Reproduce the entries in full. Exclude all images from the copy.

(Element data from apps and pages)
◆ ◆ ◆

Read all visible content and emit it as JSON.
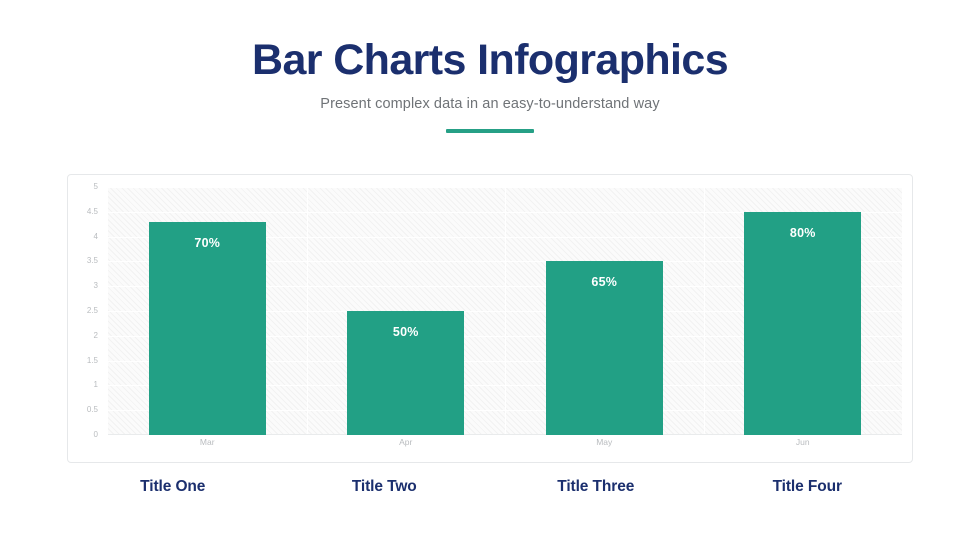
{
  "header": {
    "title": "Bar Charts Infographics",
    "subtitle": "Present complex data in an easy-to-understand way"
  },
  "colors": {
    "bar": "#22a085",
    "title": "#1b2f6e",
    "subtitle": "#6f7377",
    "accent_rule": "#26a086",
    "tick_label": "#b9bcbf",
    "card_border": "#e6e8ea",
    "plot_background": "#fbfbfb",
    "grid": "#ffffff",
    "value_label": "#ffffff"
  },
  "captions": [
    {
      "label": "Title One"
    },
    {
      "label": "Title Two"
    },
    {
      "label": "Title Three"
    },
    {
      "label": "Title Four"
    }
  ],
  "chart_data": {
    "type": "bar",
    "title": "Bar Charts Infographics",
    "subtitle": "Present complex data in an easy-to-understand way",
    "categories": [
      "Mar",
      "Apr",
      "May",
      "Jun"
    ],
    "values": [
      4.3,
      2.5,
      3.5,
      4.5
    ],
    "data_labels": [
      "70%",
      "50%",
      "65%",
      "80%"
    ],
    "series": [
      {
        "name": "",
        "values": [
          4.3,
          2.5,
          3.5,
          4.5
        ]
      }
    ],
    "xlabel": "",
    "ylabel": "",
    "ylim": [
      0,
      5
    ],
    "yticks": [
      5,
      4.5,
      4,
      3.5,
      3,
      2.5,
      2,
      1.5,
      1,
      0.5,
      0
    ],
    "ytick_labels": [
      "5",
      "4.5",
      "4",
      "3.5",
      "3",
      "2.5",
      "2",
      "1.5",
      "1",
      "0.5",
      "0"
    ],
    "grid": true,
    "legend": false,
    "bar_color": "#22a085"
  }
}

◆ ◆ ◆

OUTPUT
Read all visible content and emit it as JSON.
{
  "header": {
    "title": "Bar Charts Infographics",
    "subtitle": "Present complex data in an easy-to-understand way"
  },
  "colors": {
    "bar": "#22a085",
    "title": "#1b2f6e",
    "subtitle": "#6f7377",
    "accent_rule": "#26a086",
    "tick_label": "#b9bcbf",
    "card_border": "#e6e8ea",
    "plot_background": "#fbfbfb",
    "grid": "#ffffff",
    "value_label": "#ffffff"
  },
  "captions": [
    {
      "label": "Title One"
    },
    {
      "label": "Title Two"
    },
    {
      "label": "Title Three"
    },
    {
      "label": "Title Four"
    }
  ],
  "chart_data": {
    "type": "bar",
    "title": "Bar Charts Infographics",
    "subtitle": "Present complex data in an easy-to-understand way",
    "categories": [
      "Mar",
      "Apr",
      "May",
      "Jun"
    ],
    "values": [
      4.3,
      2.5,
      3.5,
      4.5
    ],
    "data_labels": [
      "70%",
      "50%",
      "65%",
      "80%"
    ],
    "series": [
      {
        "name": "",
        "values": [
          4.3,
          2.5,
          3.5,
          4.5
        ]
      }
    ],
    "xlabel": "",
    "ylabel": "",
    "ylim": [
      0,
      5
    ],
    "yticks": [
      5,
      4.5,
      4,
      3.5,
      3,
      2.5,
      2,
      1.5,
      1,
      0.5,
      0
    ],
    "ytick_labels": [
      "5",
      "4.5",
      "4",
      "3.5",
      "3",
      "2.5",
      "2",
      "1.5",
      "1",
      "0.5",
      "0"
    ],
    "grid": true,
    "legend": false,
    "bar_color": "#22a085"
  }
}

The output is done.